─── Data listing ───

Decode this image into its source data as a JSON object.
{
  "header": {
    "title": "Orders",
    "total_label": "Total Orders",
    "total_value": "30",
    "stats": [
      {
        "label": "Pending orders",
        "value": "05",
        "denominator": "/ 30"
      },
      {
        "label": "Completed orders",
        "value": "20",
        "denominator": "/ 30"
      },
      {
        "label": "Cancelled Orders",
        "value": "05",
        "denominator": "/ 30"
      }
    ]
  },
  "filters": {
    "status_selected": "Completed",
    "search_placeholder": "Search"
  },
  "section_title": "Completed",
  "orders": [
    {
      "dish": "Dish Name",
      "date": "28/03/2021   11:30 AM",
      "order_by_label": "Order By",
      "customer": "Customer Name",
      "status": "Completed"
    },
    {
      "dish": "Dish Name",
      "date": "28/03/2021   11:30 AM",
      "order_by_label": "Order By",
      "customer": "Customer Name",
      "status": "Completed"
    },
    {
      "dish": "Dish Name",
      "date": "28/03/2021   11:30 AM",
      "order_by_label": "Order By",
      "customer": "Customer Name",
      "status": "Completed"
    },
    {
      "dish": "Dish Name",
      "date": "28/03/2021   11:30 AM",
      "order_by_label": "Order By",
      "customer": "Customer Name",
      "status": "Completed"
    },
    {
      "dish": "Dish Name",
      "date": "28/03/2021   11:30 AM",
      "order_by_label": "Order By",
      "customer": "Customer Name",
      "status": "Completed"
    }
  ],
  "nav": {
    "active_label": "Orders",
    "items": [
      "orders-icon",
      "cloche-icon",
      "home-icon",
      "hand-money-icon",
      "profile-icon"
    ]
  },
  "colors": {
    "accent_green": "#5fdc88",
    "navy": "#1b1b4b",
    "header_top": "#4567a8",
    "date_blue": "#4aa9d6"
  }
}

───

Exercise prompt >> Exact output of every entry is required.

Result of this task >>
Decode this image into its source data as a JSON object.
{
  "header": {
    "title": "Orders",
    "total_label": "Total Orders",
    "total_value": "30",
    "stats": [
      {
        "label": "Pending orders",
        "value": "05",
        "denominator": "/ 30"
      },
      {
        "label": "Completed orders",
        "value": "20",
        "denominator": "/ 30"
      },
      {
        "label": "Cancelled Orders",
        "value": "05",
        "denominator": "/ 30"
      }
    ]
  },
  "filters": {
    "status_selected": "Completed",
    "search_placeholder": "Search"
  },
  "section_title": "Completed",
  "orders": [
    {
      "dish": "Dish Name",
      "date": "28/03/2021   11:30 AM",
      "order_by_label": "Order By",
      "customer": "Customer Name",
      "status": "Completed"
    },
    {
      "dish": "Dish Name",
      "date": "28/03/2021   11:30 AM",
      "order_by_label": "Order By",
      "customer": "Customer Name",
      "status": "Completed"
    },
    {
      "dish": "Dish Name",
      "date": "28/03/2021   11:30 AM",
      "order_by_label": "Order By",
      "customer": "Customer Name",
      "status": "Completed"
    },
    {
      "dish": "Dish Name",
      "date": "28/03/2021   11:30 AM",
      "order_by_label": "Order By",
      "customer": "Customer Name",
      "status": "Completed"
    },
    {
      "dish": "Dish Name",
      "date": "28/03/2021   11:30 AM",
      "order_by_label": "Order By",
      "customer": "Customer Name",
      "status": "Completed"
    }
  ],
  "nav": {
    "active_label": "Orders",
    "items": [
      "orders-icon",
      "cloche-icon",
      "home-icon",
      "hand-money-icon",
      "profile-icon"
    ]
  },
  "colors": {
    "accent_green": "#5fdc88",
    "navy": "#1b1b4b",
    "header_top": "#4567a8",
    "date_blue": "#4aa9d6"
  }
}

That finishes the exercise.